##### Data records #####
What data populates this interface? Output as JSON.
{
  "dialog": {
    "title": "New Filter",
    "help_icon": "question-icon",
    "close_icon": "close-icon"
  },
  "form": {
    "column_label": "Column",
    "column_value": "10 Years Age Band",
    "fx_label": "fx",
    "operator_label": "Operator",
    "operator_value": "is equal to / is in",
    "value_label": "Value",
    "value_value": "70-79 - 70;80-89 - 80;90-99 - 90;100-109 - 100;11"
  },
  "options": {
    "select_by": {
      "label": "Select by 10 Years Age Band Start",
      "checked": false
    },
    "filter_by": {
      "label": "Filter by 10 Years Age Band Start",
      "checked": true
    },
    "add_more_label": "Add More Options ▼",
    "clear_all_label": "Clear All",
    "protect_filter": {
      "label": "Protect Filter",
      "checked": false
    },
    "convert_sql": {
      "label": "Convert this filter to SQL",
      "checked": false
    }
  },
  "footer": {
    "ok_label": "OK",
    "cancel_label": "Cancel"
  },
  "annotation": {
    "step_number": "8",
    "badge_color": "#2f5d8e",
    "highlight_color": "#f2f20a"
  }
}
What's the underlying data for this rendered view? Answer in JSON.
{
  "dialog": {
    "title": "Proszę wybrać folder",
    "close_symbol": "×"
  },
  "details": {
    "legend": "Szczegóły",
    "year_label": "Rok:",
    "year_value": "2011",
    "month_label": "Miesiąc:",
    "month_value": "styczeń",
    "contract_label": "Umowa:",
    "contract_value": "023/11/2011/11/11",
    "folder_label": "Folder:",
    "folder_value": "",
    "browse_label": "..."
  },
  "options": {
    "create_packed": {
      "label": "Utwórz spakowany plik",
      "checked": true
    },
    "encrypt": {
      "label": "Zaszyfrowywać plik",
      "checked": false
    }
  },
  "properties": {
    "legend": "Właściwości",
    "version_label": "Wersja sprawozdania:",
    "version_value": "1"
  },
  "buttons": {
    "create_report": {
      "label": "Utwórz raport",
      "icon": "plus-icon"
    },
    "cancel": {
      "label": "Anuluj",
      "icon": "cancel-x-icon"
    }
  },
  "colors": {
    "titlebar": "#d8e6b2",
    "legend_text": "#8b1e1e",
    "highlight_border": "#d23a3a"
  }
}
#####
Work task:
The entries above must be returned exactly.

Result of the task:
What data populates this interface? Output as JSON.
{
  "dialog": {
    "title": "New Filter",
    "help_icon": "question-icon",
    "close_icon": "close-icon"
  },
  "form": {
    "column_label": "Column",
    "column_value": "10 Years Age Band",
    "fx_label": "fx",
    "operator_label": "Operator",
    "operator_value": "is equal to / is in",
    "value_label": "Value",
    "value_value": "70-79 - 70;80-89 - 80;90-99 - 90;100-109 - 100;11"
  },
  "options": {
    "select_by": {
      "label": "Select by 10 Years Age Band Start",
      "checked": false
    },
    "filter_by": {
      "label": "Filter by 10 Years Age Band Start",
      "checked": true
    },
    "add_more_label": "Add More Options ▼",
    "clear_all_label": "Clear All",
    "protect_filter": {
      "label": "Protect Filter",
      "checked": false
    },
    "convert_sql": {
      "label": "Convert this filter to SQL",
      "checked": false
    }
  },
  "footer": {
    "ok_label": "OK",
    "cancel_label": "Cancel"
  },
  "annotation": {
    "step_number": "8",
    "badge_color": "#2f5d8e",
    "highlight_color": "#f2f20a"
  }
}
What's the underlying data for this rendered view? Answer in JSON.
{
  "dialog": {
    "title": "Proszę wybrać folder",
    "close_symbol": "×"
  },
  "details": {
    "legend": "Szczegóły",
    "year_label": "Rok:",
    "year_value": "2011",
    "month_label": "Miesiąc:",
    "month_value": "styczeń",
    "contract_label": "Umowa:",
    "contract_value": "023/11/2011/11/11",
    "folder_label": "Folder:",
    "folder_value": "",
    "browse_label": "..."
  },
  "options": {
    "create_packed": {
      "label": "Utwórz spakowany plik",
      "checked": true
    },
    "encrypt": {
      "label": "Zaszyfrowywać plik",
      "checked": false
    }
  },
  "properties": {
    "legend": "Właściwości",
    "version_label": "Wersja sprawozdania:",
    "version_value": "1"
  },
  "buttons": {
    "create_report": {
      "label": "Utwórz raport",
      "icon": "plus-icon"
    },
    "cancel": {
      "label": "Anuluj",
      "icon": "cancel-x-icon"
    }
  },
  "colors": {
    "titlebar": "#d8e6b2",
    "legend_text": "#8b1e1e",
    "highlight_border": "#d23a3a"
  }
}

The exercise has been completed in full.